Technology in the Office
Technology has grown and gone further that anyone could have ever imagined. It seems so long ago – for some people at least – that the Internet wasn't even a part of society; where Facebook and Twitter weren't even thoughts in the heads of their creators; when having a computer, even a cell phone meant you were pretty big in business.
Technology has changed many of the things that we use on a daily basis; that the traditional workplace for instance. In times before or even during the rise of computers and technology, employees would get up and head out to an office to do their daily jobs for however many hours that they were contracted for. This was even true for those who were self-employed and owned a business. Now, however, the potential of the workplace doesn't even take place at the office anymore.
Now employees can work from home, the library, or the coffee shop down the street; employees don't even need to be in the same city or country that their employer resides in.
For many self-employed and freelance workers, the importance of keeping track of clients and perspective clients up to date is something that needs a strong consideration. As home office employees, there can be a ton of paperwork that needs to be filed and kept – insurance claims, ownership papers, client rosters – that the office might find itself overflowing with papers. Paperless offices are of course good for the environment and your office, but how do you go about getting paperwork out of your hair? Which papers should be digitized? Should you destroy all the papers?
Document scanning or document imaging is where the paper world meets the digital world. This technology allows for the scanning of paper documents into the digital forms of jpegs, gifs, TIFFs, MDIs, and OCRs; this in turn allows you to keep all of your written paper documents on your computer's hard drive, computer network, or even a CD or DVD backup disc.
Document scanning is not only a great way of keeping important paperwork on your computer, but it allows for quick access in the case that you need to send or fax information. For instance, if you're working on your taxes, you may need the information for your business records. It would take a long time to go searching through paperwork, when the easiest way could be just to do bring up the article from your desktop or computer network.
What Should I Scan?
While document scanning is great for those working in a home office, deciding what should be scanned and what shouldn't be can be a
hard task. Working in a home office can be difficult in itself, as you need to keep a working head while in your own home; it can be hard to keep away distractions and that can also spill over to decisions between home and office.
What are some of the documents that you should scan and keep digital files on? You always keep backup copies of any document that you deem to be important, as well as those that can or need to be used for financial purposes, like for your taxes. Important files you should consider scanning are –
- Business information (such as formations, LLC & self-employment documents)
- Client contracts
- Business statements
- Financial statements (tax returns, 1099 or other employment forms)
Any important documents that are contractual between you, your business, and that of your client should be scanned, not only for quick access when needed, but also as a digital copy in the case that something happens to the hard copy. In terms of where you should keep these scans, it's always a good position to have a large capacity external drive or that of online storage that you can keep these files in a safe place.

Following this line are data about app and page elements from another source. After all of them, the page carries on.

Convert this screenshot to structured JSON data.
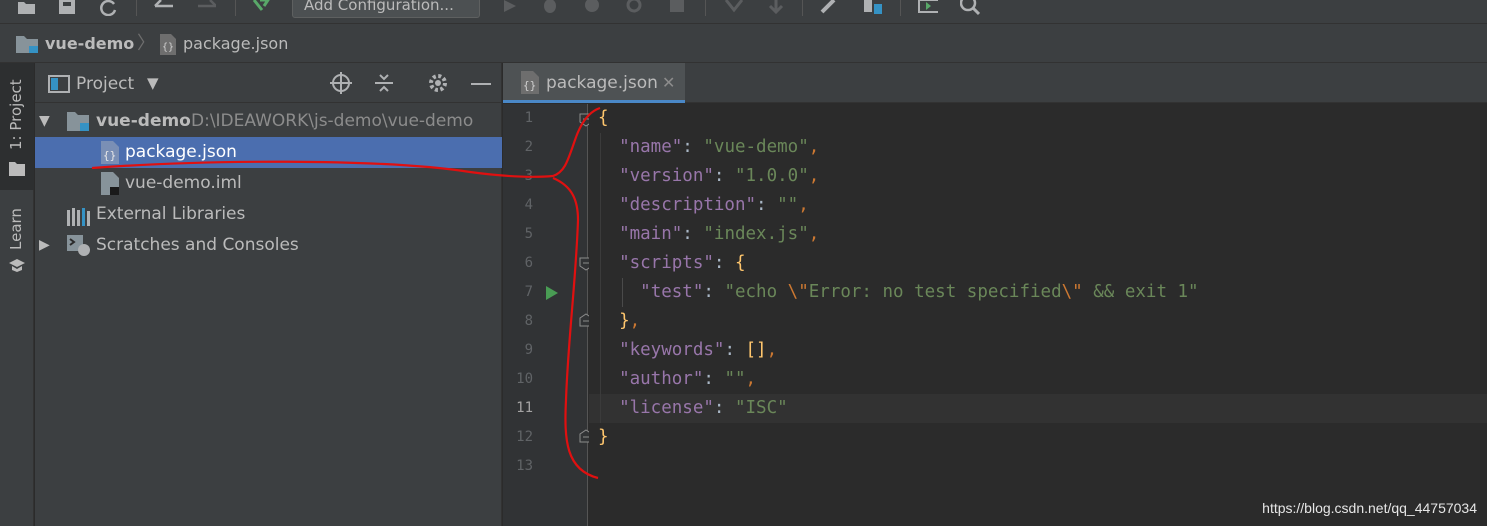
{
  "toolbar": {
    "add_configuration": "Add Configuration..."
  },
  "breadcrumb": {
    "project": "vue-demo",
    "file": "package.json"
  },
  "stripe": {
    "project_label": "1: Project",
    "learn_label": "Learn"
  },
  "project_panel": {
    "title": "Project",
    "tree": [
      {
        "label": "vue-demo",
        "path": "D:\\IDEAWORK\\js-demo\\vue-demo",
        "icon": "folder-icon",
        "expanded": true
      },
      {
        "label": "package.json",
        "icon": "json-file-icon",
        "selected": true
      },
      {
        "label": "vue-demo.iml",
        "icon": "iml-file-icon"
      },
      {
        "label": "External Libraries",
        "icon": "libraries-icon"
      },
      {
        "label": "Scratches and Consoles",
        "icon": "scratches-icon",
        "expanded": false
      }
    ]
  },
  "editor": {
    "tab_label": "package.json",
    "current_line": 11,
    "line_numbers": [
      "1",
      "2",
      "3",
      "4",
      "5",
      "6",
      "7",
      "8",
      "9",
      "10",
      "11",
      "12",
      "13"
    ],
    "lines": [
      [
        {
          "t": "{",
          "c": "br"
        }
      ],
      [
        {
          "t": "  "
        },
        {
          "t": "\"name\"",
          "c": "k"
        },
        {
          "t": ": "
        },
        {
          "t": "\"vue-demo\"",
          "c": "s"
        },
        {
          "t": ",",
          "c": "b"
        }
      ],
      [
        {
          "t": "  "
        },
        {
          "t": "\"version\"",
          "c": "k"
        },
        {
          "t": ": "
        },
        {
          "t": "\"1.0.0\"",
          "c": "s"
        },
        {
          "t": ",",
          "c": "b"
        }
      ],
      [
        {
          "t": "  "
        },
        {
          "t": "\"description\"",
          "c": "k"
        },
        {
          "t": ": "
        },
        {
          "t": "\"\"",
          "c": "s"
        },
        {
          "t": ",",
          "c": "b"
        }
      ],
      [
        {
          "t": "  "
        },
        {
          "t": "\"main\"",
          "c": "k"
        },
        {
          "t": ": "
        },
        {
          "t": "\"index.js\"",
          "c": "s"
        },
        {
          "t": ",",
          "c": "b"
        }
      ],
      [
        {
          "t": "  "
        },
        {
          "t": "\"scripts\"",
          "c": "k"
        },
        {
          "t": ": "
        },
        {
          "t": "{",
          "c": "br"
        }
      ],
      [
        {
          "t": "    "
        },
        {
          "t": "\"test\"",
          "c": "k"
        },
        {
          "t": ": "
        },
        {
          "t": "\"echo ",
          "c": "s"
        },
        {
          "t": "\\\"",
          "c": "esc"
        },
        {
          "t": "Error: no test specified",
          "c": "s"
        },
        {
          "t": "\\\"",
          "c": "esc"
        },
        {
          "t": " && exit 1\"",
          "c": "s"
        }
      ],
      [
        {
          "t": "  "
        },
        {
          "t": "}",
          "c": "br"
        },
        {
          "t": ",",
          "c": "b"
        }
      ],
      [
        {
          "t": "  "
        },
        {
          "t": "\"keywords\"",
          "c": "k"
        },
        {
          "t": ": "
        },
        {
          "t": "[]",
          "c": "br"
        },
        {
          "t": ",",
          "c": "b"
        }
      ],
      [
        {
          "t": "  "
        },
        {
          "t": "\"author\"",
          "c": "k"
        },
        {
          "t": ": "
        },
        {
          "t": "\"\"",
          "c": "s"
        },
        {
          "t": ",",
          "c": "b"
        }
      ],
      [
        {
          "t": "  "
        },
        {
          "t": "\"license\"",
          "c": "k"
        },
        {
          "t": ": "
        },
        {
          "t": "\"ISC\"",
          "c": "s"
        }
      ],
      [
        {
          "t": "}",
          "c": "br"
        }
      ],
      []
    ]
  },
  "watermark": "https://blog.csdn.net/qq_44757034",
  "colors": {
    "background": "#2b2b2b",
    "panel": "#3c3f41",
    "selection": "#4b6eaf",
    "key": "#9876aa",
    "string": "#6a8759",
    "punct": "#cc7832",
    "brace": "#ffc66d",
    "annotation": "#e01010"
  }
}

Cloud computing is becoming a very viable and popular way of accessing documents and files from a variety of locations, not just your desktop. Freelancers, for instance, should consider this option as part of their home office working, so that they can access any and all of their projects when they might be on the go.
Decide What Paperwork is Most Important to You and Your Business
The files and documents that you find important may not be the same that someone else considers important. In the terms of a home business, the business itself should dictate which files you think are important to keep digital copies of. A major aspect is to make sure that these documents are kept in either separate folders or a separate location than that of your personal files, in order not to get them mixed up.
Freelancers of course can have several different types of paperwork that they should keep scanned and digitize. Those that do desktop publishing, graphic design, blogging, or writing probably already use technology in order to complete their work, but they should also consider scanning some of their work. This of course also allows for distribution in the case one client doesn't take a design or project.
Image Credit: Bailey Hicks/author creation